The MPO uses planning funds to meet federal requirements for the Metropolitan Transportation Plan (MTP), the Transportation Improvement Program (TIP), the Unified Planning Work Program (UPWP), and specific studies addressing area wide and local issues. These funds are obtained as PL (Planning) funds from the Federal Highway Administration (FHWA) and Section 5303 (MPO Planning) funds from the Federal Transit Administration (FTA). The use of these funds is identified in the annual UPWP.
The UPWP lists all the studies to be undertaken during the coming year. These studies may involve any aspect of transportation including highways, transit, and the needs of the transportation disadvantaged. A study may be proposed by any participating entity of the MPO. Some studies are proposed in response to federal or state requirements while others are included responding to local needs. The list of proposed studies is reviewed by the Technical Advisory Committee. A selection is made of those studies to include in the coming year’s UPWP based on the MPO priorities, the need to satisfy state and federal requirements, and funding constraints.
The proposed UPWP is then submitted for approval of the Transportation Policy Committee.
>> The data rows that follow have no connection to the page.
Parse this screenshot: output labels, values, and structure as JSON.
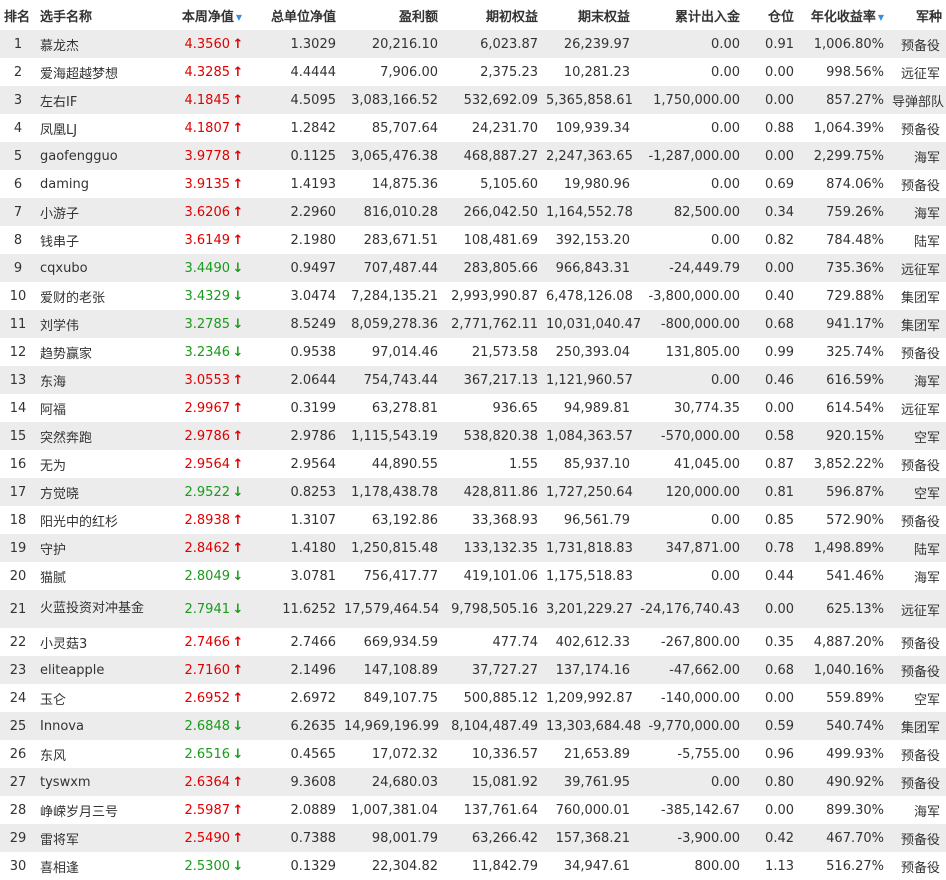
{
  "header": {
    "rank": "排名",
    "name": "选手名称",
    "nav": "本周净值",
    "total_nav": "总单位净值",
    "profit": "盈利额",
    "initial": "期初权益",
    "final": "期末权益",
    "flow": "累计出入金",
    "position": "仓位",
    "annual": "年化收益率",
    "army": "军种",
    "sort_icon": "▼"
  },
  "colors": {
    "up": "#e00000",
    "down": "#1a9b1a",
    "sort": "#3a8ee6",
    "row_alt": "#ececec"
  },
  "rows": [
    {
      "rank": "1",
      "name": "慕龙杰",
      "nav": "4.3560",
      "dir": "up",
      "total": "1.3029",
      "profit": "20,216.10",
      "initial": "6,023.87",
      "final": "26,239.97",
      "flow": "0.00",
      "pos": "0.91",
      "annual": "1,006.80%",
      "army": "预备役"
    },
    {
      "rank": "2",
      "name": "爱海超越梦想",
      "nav": "4.3285",
      "dir": "up",
      "total": "4.4444",
      "profit": "7,906.00",
      "initial": "2,375.23",
      "final": "10,281.23",
      "flow": "0.00",
      "pos": "0.00",
      "annual": "998.56%",
      "army": "远征军"
    },
    {
      "rank": "3",
      "name": "左右IF",
      "nav": "4.1845",
      "dir": "up",
      "total": "4.5095",
      "profit": "3,083,166.52",
      "initial": "532,692.09",
      "final": "5,365,858.61",
      "flow": "1,750,000.00",
      "pos": "0.00",
      "annual": "857.27%",
      "army": "导弹部队"
    },
    {
      "rank": "4",
      "name": "凤凰LJ",
      "nav": "4.1807",
      "dir": "up",
      "total": "1.2842",
      "profit": "85,707.64",
      "initial": "24,231.70",
      "final": "109,939.34",
      "flow": "0.00",
      "pos": "0.88",
      "annual": "1,064.39%",
      "army": "预备役"
    },
    {
      "rank": "5",
      "name": "gaofengguo",
      "nav": "3.9778",
      "dir": "up",
      "total": "0.1125",
      "profit": "3,065,476.38",
      "initial": "468,887.27",
      "final": "2,247,363.65",
      "flow": "-1,287,000.00",
      "pos": "0.00",
      "annual": "2,299.75%",
      "army": "海军"
    },
    {
      "rank": "6",
      "name": "daming",
      "nav": "3.9135",
      "dir": "up",
      "total": "1.4193",
      "profit": "14,875.36",
      "initial": "5,105.60",
      "final": "19,980.96",
      "flow": "0.00",
      "pos": "0.69",
      "annual": "874.06%",
      "army": "预备役"
    },
    {
      "rank": "7",
      "name": "小游子",
      "nav": "3.6206",
      "dir": "up",
      "total": "2.2960",
      "profit": "816,010.28",
      "initial": "266,042.50",
      "final": "1,164,552.78",
      "flow": "82,500.00",
      "pos": "0.34",
      "annual": "759.26%",
      "army": "海军"
    },
    {
      "rank": "8",
      "name": "钱串子",
      "nav": "3.6149",
      "dir": "up",
      "total": "2.1980",
      "profit": "283,671.51",
      "initial": "108,481.69",
      "final": "392,153.20",
      "flow": "0.00",
      "pos": "0.82",
      "annual": "784.48%",
      "army": "陆军"
    },
    {
      "rank": "9",
      "name": "cqxubo",
      "nav": "3.4490",
      "dir": "down",
      "total": "0.9497",
      "profit": "707,487.44",
      "initial": "283,805.66",
      "final": "966,843.31",
      "flow": "-24,449.79",
      "pos": "0.00",
      "annual": "735.36%",
      "army": "远征军"
    },
    {
      "rank": "10",
      "name": "爱财的老张",
      "nav": "3.4329",
      "dir": "down",
      "total": "3.0474",
      "profit": "7,284,135.21",
      "initial": "2,993,990.87",
      "final": "6,478,126.08",
      "flow": "-3,800,000.00",
      "pos": "0.40",
      "annual": "729.88%",
      "army": "集团军"
    },
    {
      "rank": "11",
      "name": "刘学伟",
      "nav": "3.2785",
      "dir": "down",
      "total": "8.5249",
      "profit": "8,059,278.36",
      "initial": "2,771,762.11",
      "final": "10,031,040.47",
      "flow": "-800,000.00",
      "pos": "0.68",
      "annual": "941.17%",
      "army": "集团军"
    },
    {
      "rank": "12",
      "name": "趋势赢家",
      "nav": "3.2346",
      "dir": "down",
      "total": "0.9538",
      "profit": "97,014.46",
      "initial": "21,573.58",
      "final": "250,393.04",
      "flow": "131,805.00",
      "pos": "0.99",
      "annual": "325.74%",
      "army": "预备役"
    },
    {
      "rank": "13",
      "name": "东海",
      "nav": "3.0553",
      "dir": "up",
      "total": "2.0644",
      "profit": "754,743.44",
      "initial": "367,217.13",
      "final": "1,121,960.57",
      "flow": "0.00",
      "pos": "0.46",
      "annual": "616.59%",
      "army": "海军"
    },
    {
      "rank": "14",
      "name": "阿福",
      "nav": "2.9967",
      "dir": "up",
      "total": "0.3199",
      "profit": "63,278.81",
      "initial": "936.65",
      "final": "94,989.81",
      "flow": "30,774.35",
      "pos": "0.00",
      "annual": "614.54%",
      "army": "远征军"
    },
    {
      "rank": "15",
      "name": "突然奔跑",
      "nav": "2.9786",
      "dir": "up",
      "total": "2.9786",
      "profit": "1,115,543.19",
      "initial": "538,820.38",
      "final": "1,084,363.57",
      "flow": "-570,000.00",
      "pos": "0.58",
      "annual": "920.15%",
      "army": "空军"
    },
    {
      "rank": "16",
      "name": "无为",
      "nav": "2.9564",
      "dir": "up",
      "total": "2.9564",
      "profit": "44,890.55",
      "initial": "1.55",
      "final": "85,937.10",
      "flow": "41,045.00",
      "pos": "0.87",
      "annual": "3,852.22%",
      "army": "预备役"
    },
    {
      "rank": "17",
      "name": "方觉晓",
      "nav": "2.9522",
      "dir": "down",
      "total": "0.8253",
      "profit": "1,178,438.78",
      "initial": "428,811.86",
      "final": "1,727,250.64",
      "flow": "120,000.00",
      "pos": "0.81",
      "annual": "596.87%",
      "army": "空军"
    },
    {
      "rank": "18",
      "name": "阳光中的红杉",
      "nav": "2.8938",
      "dir": "up",
      "total": "1.3107",
      "profit": "63,192.86",
      "initial": "33,368.93",
      "final": "96,561.79",
      "flow": "0.00",
      "pos": "0.85",
      "annual": "572.90%",
      "army": "预备役"
    },
    {
      "rank": "19",
      "name": "守护",
      "nav": "2.8462",
      "dir": "up",
      "total": "1.4180",
      "profit": "1,250,815.48",
      "initial": "133,132.35",
      "final": "1,731,818.83",
      "flow": "347,871.00",
      "pos": "0.78",
      "annual": "1,498.89%",
      "army": "陆军"
    },
    {
      "rank": "20",
      "name": "猫腻",
      "nav": "2.8049",
      "dir": "down",
      "total": "3.0781",
      "profit": "756,417.77",
      "initial": "419,101.06",
      "final": "1,175,518.83",
      "flow": "0.00",
      "pos": "0.44",
      "annual": "541.46%",
      "army": "海军"
    },
    {
      "rank": "21",
      "name": "火蓝投资对冲基金",
      "nav": "2.7941",
      "dir": "down",
      "total": "11.6252",
      "profit": "17,579,464.54",
      "initial": "9,798,505.16",
      "final": "3,201,229.27",
      "flow": "-24,176,740.43",
      "pos": "0.00",
      "annual": "625.13%",
      "army": "远征军",
      "tall": true
    },
    {
      "rank": "22",
      "name": "小灵菇3",
      "nav": "2.7466",
      "dir": "up",
      "total": "2.7466",
      "profit": "669,934.59",
      "initial": "477.74",
      "final": "402,612.33",
      "flow": "-267,800.00",
      "pos": "0.35",
      "annual": "4,887.20%",
      "army": "预备役"
    },
    {
      "rank": "23",
      "name": "eliteapple",
      "nav": "2.7160",
      "dir": "up",
      "total": "2.1496",
      "profit": "147,108.89",
      "initial": "37,727.27",
      "final": "137,174.16",
      "flow": "-47,662.00",
      "pos": "0.68",
      "annual": "1,040.16%",
      "army": "预备役"
    },
    {
      "rank": "24",
      "name": "玉仑",
      "nav": "2.6952",
      "dir": "up",
      "total": "2.6972",
      "profit": "849,107.75",
      "initial": "500,885.12",
      "final": "1,209,992.87",
      "flow": "-140,000.00",
      "pos": "0.00",
      "annual": "559.89%",
      "army": "空军"
    },
    {
      "rank": "25",
      "name": "Innova",
      "nav": "2.6848",
      "dir": "down",
      "total": "6.2635",
      "profit": "14,969,196.99",
      "initial": "8,104,487.49",
      "final": "13,303,684.48",
      "flow": "-9,770,000.00",
      "pos": "0.59",
      "annual": "540.74%",
      "army": "集团军"
    },
    {
      "rank": "26",
      "name": "东风",
      "nav": "2.6516",
      "dir": "down",
      "total": "0.4565",
      "profit": "17,072.32",
      "initial": "10,336.57",
      "final": "21,653.89",
      "flow": "-5,755.00",
      "pos": "0.96",
      "annual": "499.93%",
      "army": "预备役"
    },
    {
      "rank": "27",
      "name": "tyswxm",
      "nav": "2.6364",
      "dir": "up",
      "total": "9.3608",
      "profit": "24,680.03",
      "initial": "15,081.92",
      "final": "39,761.95",
      "flow": "0.00",
      "pos": "0.80",
      "annual": "490.92%",
      "army": "预备役"
    },
    {
      "rank": "28",
      "name": "峥嵘岁月三号",
      "nav": "2.5987",
      "dir": "up",
      "total": "2.0889",
      "profit": "1,007,381.04",
      "initial": "137,761.64",
      "final": "760,000.01",
      "flow": "-385,142.67",
      "pos": "0.00",
      "annual": "899.30%",
      "army": "海军"
    },
    {
      "rank": "29",
      "name": "雷将军",
      "nav": "2.5490",
      "dir": "up",
      "total": "0.7388",
      "profit": "98,001.79",
      "initial": "63,266.42",
      "final": "157,368.21",
      "flow": "-3,900.00",
      "pos": "0.42",
      "annual": "467.70%",
      "army": "预备役"
    },
    {
      "rank": "30",
      "name": "喜相逢",
      "nav": "2.5300",
      "dir": "down",
      "total": "0.1329",
      "profit": "22,304.82",
      "initial": "11,842.79",
      "final": "34,947.61",
      "flow": "800.00",
      "pos": "1.13",
      "annual": "516.27%",
      "army": "预备役"
    }
  ]
}
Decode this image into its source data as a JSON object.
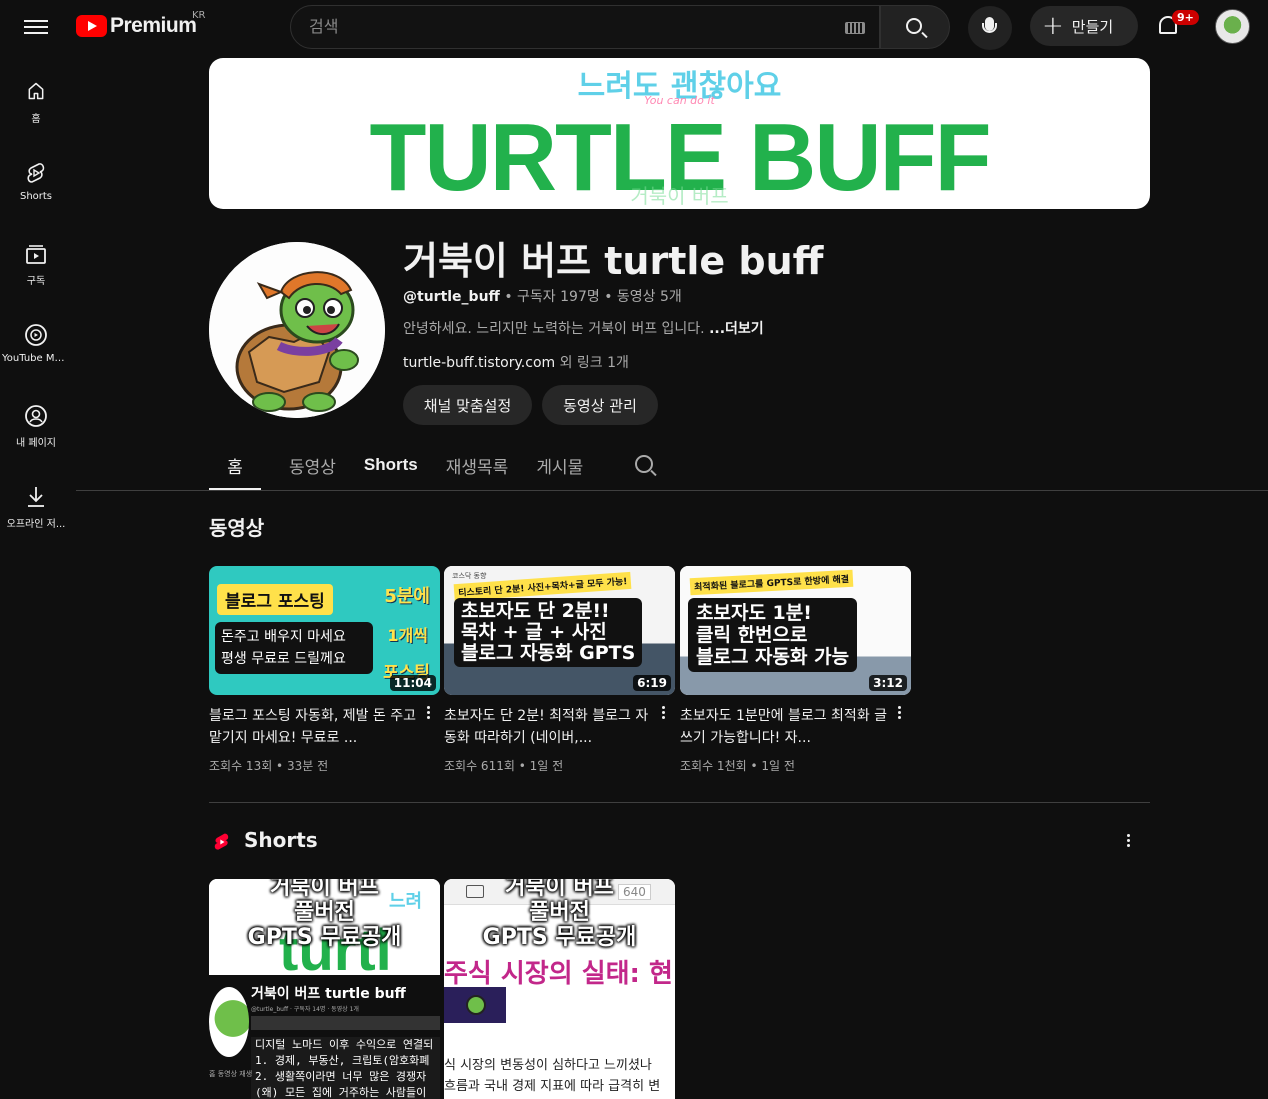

The draft is then reviewed by the Texas Department of Transportation (TxDOT), the Federal Highway Administration (FHWA), and the Federal Transit Administration (FTA). The MPO staff incorporates the comments of the state and federal agencies and presents the final document to the Transportation Policy Committee for approval.
The TIP is required to list all transportation projects in the MPO region using federal funds. This includes highway and transit projects and other necessary enhancements such as bicycle and pedestrian projects. The MPO entities propose eligible projects. The MPO staff and the Technical Advisory Committee (TAC) evaluate the proposed projects and rank them in accordance with a process. Currently, the staff and TAC use the Project Prioritization Methodology (PPM) for this purpose.
The comments received during public meetings are made as part of the process. The ranking of the projects consistent with funding constraints and public comments are presented to the Transportation Policy Committee for final selection of projects for a TIP.
Whether you are a member of the MPO or a private citizen, you have a role to play with the MPO. The Transportation Policy Committee (TPC) makes difficult decisions in a cooperative manner. However, TPC’s responsibilities do not begin and end with making decisions. TPC members are ultimately responsible to the residents of the region for the quality of transportation services and for the impact of transportation on their overall quality of life. This means the TPC members share the responsibility for making sure that major transportation issues of today and tomorrow are dealt with fairly and properly. The citizens are encouraged to participate in the transportation planning process during the monthly meetings of the Technical Advisory Committee and the Transportation Policy Committee.